Your answer should be the full set of records, printed exactly as they stand.

↓

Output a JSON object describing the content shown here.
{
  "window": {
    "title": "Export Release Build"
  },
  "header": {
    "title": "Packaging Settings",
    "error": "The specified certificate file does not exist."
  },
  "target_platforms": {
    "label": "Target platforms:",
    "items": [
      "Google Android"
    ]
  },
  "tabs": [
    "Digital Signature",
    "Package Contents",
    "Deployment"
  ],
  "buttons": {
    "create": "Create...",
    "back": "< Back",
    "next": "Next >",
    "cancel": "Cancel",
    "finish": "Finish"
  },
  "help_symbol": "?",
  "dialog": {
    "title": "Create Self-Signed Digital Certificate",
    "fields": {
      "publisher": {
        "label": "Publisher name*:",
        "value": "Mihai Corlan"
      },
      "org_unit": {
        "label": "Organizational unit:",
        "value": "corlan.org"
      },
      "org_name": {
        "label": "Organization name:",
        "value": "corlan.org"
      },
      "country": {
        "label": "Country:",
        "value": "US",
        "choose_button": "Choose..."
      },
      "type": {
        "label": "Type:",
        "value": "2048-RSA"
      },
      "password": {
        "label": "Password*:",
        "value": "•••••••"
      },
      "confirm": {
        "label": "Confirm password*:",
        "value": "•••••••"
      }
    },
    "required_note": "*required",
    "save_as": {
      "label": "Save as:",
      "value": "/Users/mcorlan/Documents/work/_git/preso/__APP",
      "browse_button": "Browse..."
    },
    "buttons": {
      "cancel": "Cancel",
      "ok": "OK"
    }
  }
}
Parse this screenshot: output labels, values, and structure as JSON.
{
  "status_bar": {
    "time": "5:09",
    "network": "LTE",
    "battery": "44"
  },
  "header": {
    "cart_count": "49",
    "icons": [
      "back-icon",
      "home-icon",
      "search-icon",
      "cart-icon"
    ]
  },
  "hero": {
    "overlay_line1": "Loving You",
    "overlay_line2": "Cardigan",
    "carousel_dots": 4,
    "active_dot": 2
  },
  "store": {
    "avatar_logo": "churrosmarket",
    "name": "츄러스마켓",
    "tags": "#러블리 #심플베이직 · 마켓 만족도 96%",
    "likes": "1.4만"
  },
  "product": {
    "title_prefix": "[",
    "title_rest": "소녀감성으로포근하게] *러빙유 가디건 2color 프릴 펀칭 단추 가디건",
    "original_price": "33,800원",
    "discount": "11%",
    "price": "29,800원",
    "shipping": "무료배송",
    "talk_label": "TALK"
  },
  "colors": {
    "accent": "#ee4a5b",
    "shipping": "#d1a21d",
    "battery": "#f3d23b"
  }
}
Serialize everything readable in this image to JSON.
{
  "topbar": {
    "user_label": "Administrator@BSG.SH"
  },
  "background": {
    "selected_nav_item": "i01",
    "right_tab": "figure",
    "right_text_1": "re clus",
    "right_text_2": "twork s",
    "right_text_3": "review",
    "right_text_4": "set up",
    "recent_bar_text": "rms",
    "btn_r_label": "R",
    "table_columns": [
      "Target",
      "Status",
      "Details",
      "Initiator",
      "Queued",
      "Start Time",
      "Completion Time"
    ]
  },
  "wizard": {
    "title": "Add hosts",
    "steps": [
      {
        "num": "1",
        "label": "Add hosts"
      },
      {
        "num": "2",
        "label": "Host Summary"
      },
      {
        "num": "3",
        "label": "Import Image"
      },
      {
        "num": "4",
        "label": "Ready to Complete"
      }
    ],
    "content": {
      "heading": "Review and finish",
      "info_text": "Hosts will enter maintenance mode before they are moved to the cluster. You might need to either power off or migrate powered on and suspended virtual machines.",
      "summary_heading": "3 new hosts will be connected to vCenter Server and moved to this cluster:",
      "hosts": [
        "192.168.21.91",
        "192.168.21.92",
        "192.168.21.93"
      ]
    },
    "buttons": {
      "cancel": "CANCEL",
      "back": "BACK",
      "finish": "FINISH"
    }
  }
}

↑

## Output of the exercise
Output a JSON object describing the content shown here.
{
  "window": {
    "title": "Export Release Build"
  },
  "header": {
    "title": "Packaging Settings",
    "error": "The specified certificate file does not exist."
  },
  "target_platforms": {
    "label": "Target platforms:",
    "items": [
      "Google Android"
    ]
  },
  "tabs": [
    "Digital Signature",
    "Package Contents",
    "Deployment"
  ],
  "buttons": {
    "create": "Create...",
    "back": "< Back",
    "next": "Next >",
    "cancel": "Cancel",
    "finish": "Finish"
  },
  "help_symbol": "?",
  "dialog": {
    "title": "Create Self-Signed Digital Certificate",
    "fields": {
      "publisher": {
        "label": "Publisher name*:",
        "value": "Mihai Corlan"
      },
      "org_unit": {
        "label": "Organizational unit:",
        "value": "corlan.org"
      },
      "org_name": {
        "label": "Organization name:",
        "value": "corlan.org"
      },
      "country": {
        "label": "Country:",
        "value": "US",
        "choose_button": "Choose..."
      },
      "type": {
        "label": "Type:",
        "value": "2048-RSA"
      },
      "password": {
        "label": "Password*:",
        "value": "•••••••"
      },
      "confirm": {
        "label": "Confirm password*:",
        "value": "•••••••"
      }
    },
    "required_note": "*required",
    "save_as": {
      "label": "Save as:",
      "value": "/Users/mcorlan/Documents/work/_git/preso/__APP",
      "browse_button": "Browse..."
    },
    "buttons": {
      "cancel": "Cancel",
      "ok": "OK"
    }
  }
}
Parse this screenshot: output labels, values, and structure as JSON.
{
  "status_bar": {
    "time": "5:09",
    "network": "LTE",
    "battery": "44"
  },
  "header": {
    "cart_count": "49",
    "icons": [
      "back-icon",
      "home-icon",
      "search-icon",
      "cart-icon"
    ]
  },
  "hero": {
    "overlay_line1": "Loving You",
    "overlay_line2": "Cardigan",
    "carousel_dots": 4,
    "active_dot": 2
  },
  "store": {
    "avatar_logo": "churrosmarket",
    "name": "츄러스마켓",
    "tags": "#러블리 #심플베이직 · 마켓 만족도 96%",
    "likes": "1.4만"
  },
  "product": {
    "title_prefix": "[",
    "title_rest": "소녀감성으로포근하게] *러빙유 가디건 2color 프릴 펀칭 단추 가디건",
    "original_price": "33,800원",
    "discount": "11%",
    "price": "29,800원",
    "shipping": "무료배송",
    "talk_label": "TALK"
  },
  "colors": {
    "accent": "#ee4a5b",
    "shipping": "#d1a21d",
    "battery": "#f3d23b"
  }
}
Serialize everything readable in this image to JSON.
{
  "topbar": {
    "user_label": "Administrator@BSG.SH"
  },
  "background": {
    "selected_nav_item": "i01",
    "right_tab": "figure",
    "right_text_1": "re clus",
    "right_text_2": "twork s",
    "right_text_3": "review",
    "right_text_4": "set up",
    "recent_bar_text": "rms",
    "btn_r_label": "R",
    "table_columns": [
      "Target",
      "Status",
      "Details",
      "Initiator",
      "Queued",
      "Start Time",
      "Completion Time"
    ]
  },
  "wizard": {
    "title": "Add hosts",
    "steps": [
      {
        "num": "1",
        "label": "Add hosts"
      },
      {
        "num": "2",
        "label": "Host Summary"
      },
      {
        "num": "3",
        "label": "Import Image"
      },
      {
        "num": "4",
        "label": "Ready to Complete"
      }
    ],
    "content": {
      "heading": "Review and finish",
      "info_text": "Hosts will enter maintenance mode before they are moved to the cluster. You might need to either power off or migrate powered on and suspended virtual machines.",
      "summary_heading": "3 new hosts will be connected to vCenter Server and moved to this cluster:",
      "hosts": [
        "192.168.21.91",
        "192.168.21.92",
        "192.168.21.93"
      ]
    },
    "buttons": {
      "cancel": "CANCEL",
      "back": "BACK",
      "finish": "FINISH"
    }
  }
}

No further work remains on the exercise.